*** Opening Data listing ***

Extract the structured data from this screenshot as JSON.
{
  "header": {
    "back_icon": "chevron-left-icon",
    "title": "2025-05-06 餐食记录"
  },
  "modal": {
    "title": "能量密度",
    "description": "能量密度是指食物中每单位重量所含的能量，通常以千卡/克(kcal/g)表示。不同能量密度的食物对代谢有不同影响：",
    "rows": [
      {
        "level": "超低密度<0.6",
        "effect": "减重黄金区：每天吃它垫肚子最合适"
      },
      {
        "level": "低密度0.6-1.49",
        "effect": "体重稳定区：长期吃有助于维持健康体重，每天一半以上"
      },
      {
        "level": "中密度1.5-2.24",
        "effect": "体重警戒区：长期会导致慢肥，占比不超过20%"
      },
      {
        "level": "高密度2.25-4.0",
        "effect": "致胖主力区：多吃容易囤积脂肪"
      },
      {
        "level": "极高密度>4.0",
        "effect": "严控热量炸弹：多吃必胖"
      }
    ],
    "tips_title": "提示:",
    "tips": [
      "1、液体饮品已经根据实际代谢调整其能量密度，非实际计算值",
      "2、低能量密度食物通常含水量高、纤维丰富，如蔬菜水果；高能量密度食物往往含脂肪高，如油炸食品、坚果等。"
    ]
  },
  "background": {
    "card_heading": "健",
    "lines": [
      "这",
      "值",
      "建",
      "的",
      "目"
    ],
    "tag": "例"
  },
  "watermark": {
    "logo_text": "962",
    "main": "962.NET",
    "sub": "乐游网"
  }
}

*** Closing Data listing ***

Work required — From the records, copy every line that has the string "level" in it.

Task solution —
        "level": "超低密度<0.6",
        "level": "低密度0.6-1.49",
        "level": "中密度1.5-2.24",
        "level": "高密度2.25-4.0",
        "level": "极高密度>4.0",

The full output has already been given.